Time For Facts Not Fear
People of Asian Descent Deal With an Increase in Microaggressive and Xenophobic Behaviors as the Pandemic Progresses
During harrowing times of change people turn to someone to blame when it’s difficult to handle the truth. The truth is, no race is the singular cause of this pandemic and exhibiting xenophobic, hateful, and excluding
behaviors towards people of Asian descent is disgusting morality and nonsensical.
“I’ve seen it where my daughter at the time who was living in Madison at the time there were a couple assaults around her living area. She lives in a pretty safe neighborhood and when all of this started there were a couple of college students who were Asian. They were verbally and physically attacked. It wasn’t a lot like you hear it everyday but it was there and present”, says Rhona Buchta, Saint Joseph Grade School, language arts teacher.
As the pandemic progresses xenophobic attacks towards people of Asian descent have been increasing. From calling Covid-19 the “Chinese Virus” to people being physically attacked and blamed for the spread of the virus. Sometimes it isn’t to that extreme though instead it’s a stare, facial expression, or moving away from that person. Acknowledging these behaviors and tendencies and examining the thinking behind it is vital in understanding why xenophobia is horrible.
Xenophobia is a dislike of or prejudice against people from a specific country. During the pandemic though xenophobia makes those of Asian descent its target. Rather than knowing if the person is actually Chinese the people that perpetrate xenophobic behaviors will instead group all people of Asian descent into one category. In their eyes anyone that looks remotely like they could be Chinese are the ones to blame for the pandemic and its spread. Those people will then be subjected to microaggressions, verbal, or even physical attacks. This has been seen happening all over the world but has especially taken a new form in America. It’s been thought that this primarily has to do with the fact that people with such a great amount of influence, have been openly xenophobic. When someone with such high influence and power gets away with supporting and perpetrating xenophobic behaviors it puts the idea in other people’s heads that it’s okay to act this way.
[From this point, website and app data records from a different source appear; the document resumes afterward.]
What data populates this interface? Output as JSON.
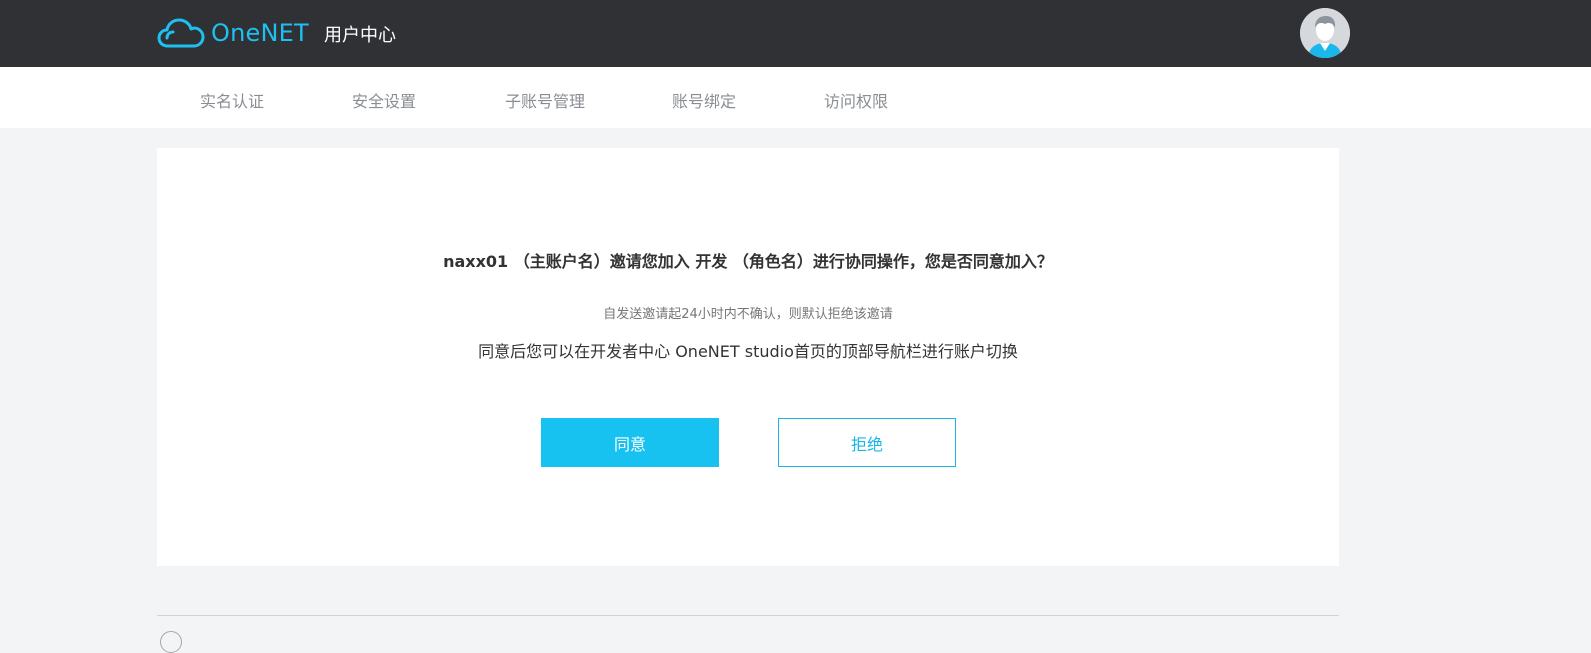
{
  "header": {
    "logo_text": "OneNET",
    "title": "用户中心",
    "avatar_icon": "user-avatar-icon",
    "brand_color": "#1ec0f0"
  },
  "nav": {
    "items": [
      {
        "label": "实名认证"
      },
      {
        "label": "安全设置"
      },
      {
        "label": "子账号管理"
      },
      {
        "label": "账号绑定"
      },
      {
        "label": "访问权限"
      }
    ]
  },
  "invite": {
    "question": "naxx01 （主账户名）邀请您加入 开发 （角色名）进行协同操作，您是否同意加入？",
    "hint": "自发送邀请起24小时内不确认，则默认拒绝该邀请",
    "description": "同意后您可以在开发者中心 OneNET studio首页的顶部导航栏进行账户切换",
    "agree_label": "同意",
    "reject_label": "拒绝",
    "accent_color": "#17c1f0"
  },
  "footer": {
    "icon": "circle-icon"
  }
}
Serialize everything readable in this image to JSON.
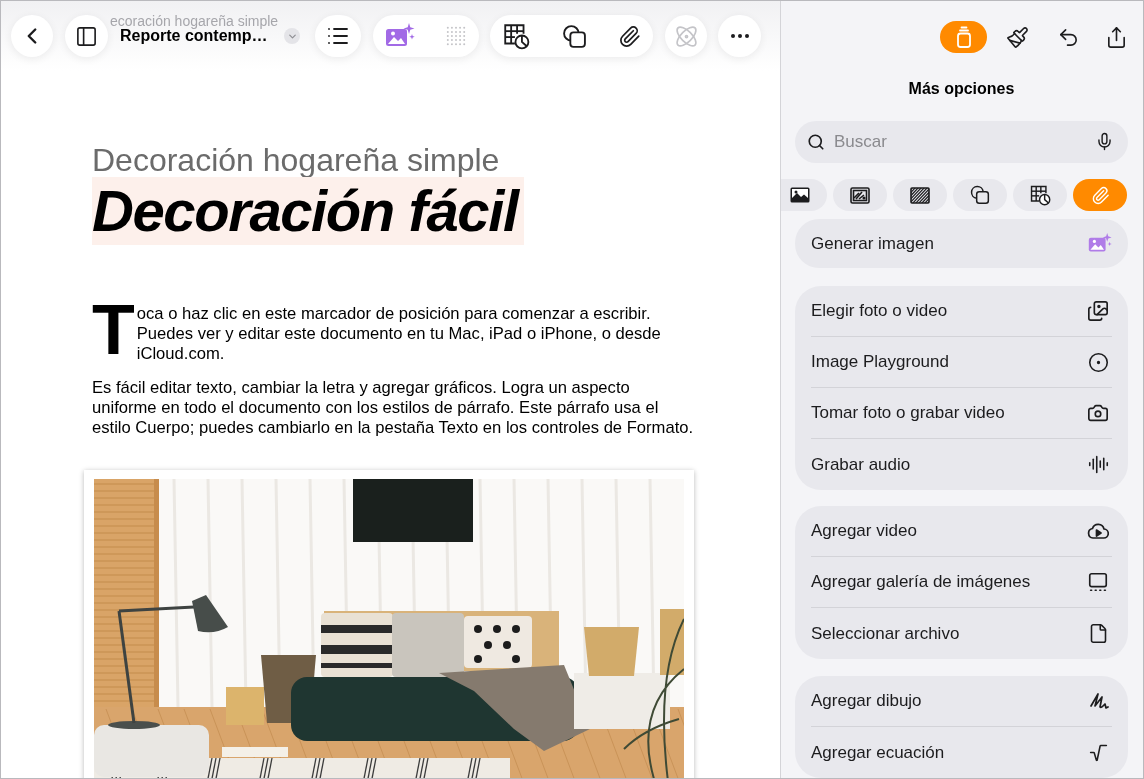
{
  "toolbar": {
    "header_behind": "ecoración hogareña simple",
    "document_title": "Reporte contemp…",
    "buttons": [
      {
        "disabled": false
      },
      {
        "disabled": false
      },
      {
        "disabled": false
      },
      {
        "disabled": false
      },
      {
        "disabled": true
      },
      {
        "disabled": false
      },
      {
        "disabled": false
      },
      {
        "disabled": false
      },
      {
        "disabled": true
      },
      {
        "disabled": false
      }
    ]
  },
  "document": {
    "subtitle": "Decoración hogareña simple",
    "title": "Decoración fácil",
    "paragraphs": [
      {
        "kind": "drop_cap",
        "text": "Toca o haz clic en este marcador de posición para comenzar a escribir. Puedes ver y editar este documento en tu Mac, iPad o iPhone, o desde iCloud.com."
      },
      {
        "kind": "body",
        "text": "Es fácil editar texto, cambiar la letra y agregar gráficos. Logra un aspecto uniforme en todo el documento con los estilos de párrafo. Este párrafo usa el estilo Cuerpo; puedes cambiarlo en la pestaña Texto en los controles de Formato."
      }
    ]
  },
  "inspector": {
    "modes": [
      {
        "selected": true
      },
      {
        "selected": false
      }
    ],
    "title": "Más opciones",
    "search": {
      "placeholder": "Buscar"
    },
    "categories": [
      {
        "selected": false
      },
      {
        "selected": false
      },
      {
        "selected": false
      },
      {
        "selected": false
      },
      {
        "selected": false
      },
      {
        "selected": true
      }
    ],
    "featured_item": {
      "label": "Generar imagen"
    },
    "groups": [
      {
        "items": [
          {
            "label": "Elegir foto o video"
          },
          {
            "label": "Image Playground"
          },
          {
            "label": "Tomar foto o grabar video"
          },
          {
            "label": "Grabar audio"
          }
        ]
      },
      {
        "items": [
          {
            "label": "Agregar video"
          },
          {
            "label": "Agregar galería de imágenes"
          },
          {
            "label": "Seleccionar archivo"
          }
        ]
      },
      {
        "items": [
          {
            "label": "Agregar dibujo"
          },
          {
            "label": "Agregar ecuación"
          }
        ]
      }
    ]
  }
}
“It’s more subtle. It seems to be more of an emphasis now as we experience Covid and it’s mostly through body language. It could be very well because of where we live and in the community I live in, in particular that more people know me so it’s not necessarily a fear. From those that don’t know me it’s more of a physical expression of “hmm” as opposed to an actual direct insult,” says Mrs. Buchta. There are multiple ways to experience xenophobia but there are even more ways to deal with these experiences.
“I would simply tell them that they shouldn’t hate me for my race, ‘cause there’s nothing I can do for that, and simply give them the scenario if they were in my position,” says senior, Brandon Yang. When dealing with uncomfortable situations caused by someone being xenophobic the best thing one can do it confront them.
Confronting them about why they think that way makes them reflect on their own thinking and helps them see the fault in their thinking process.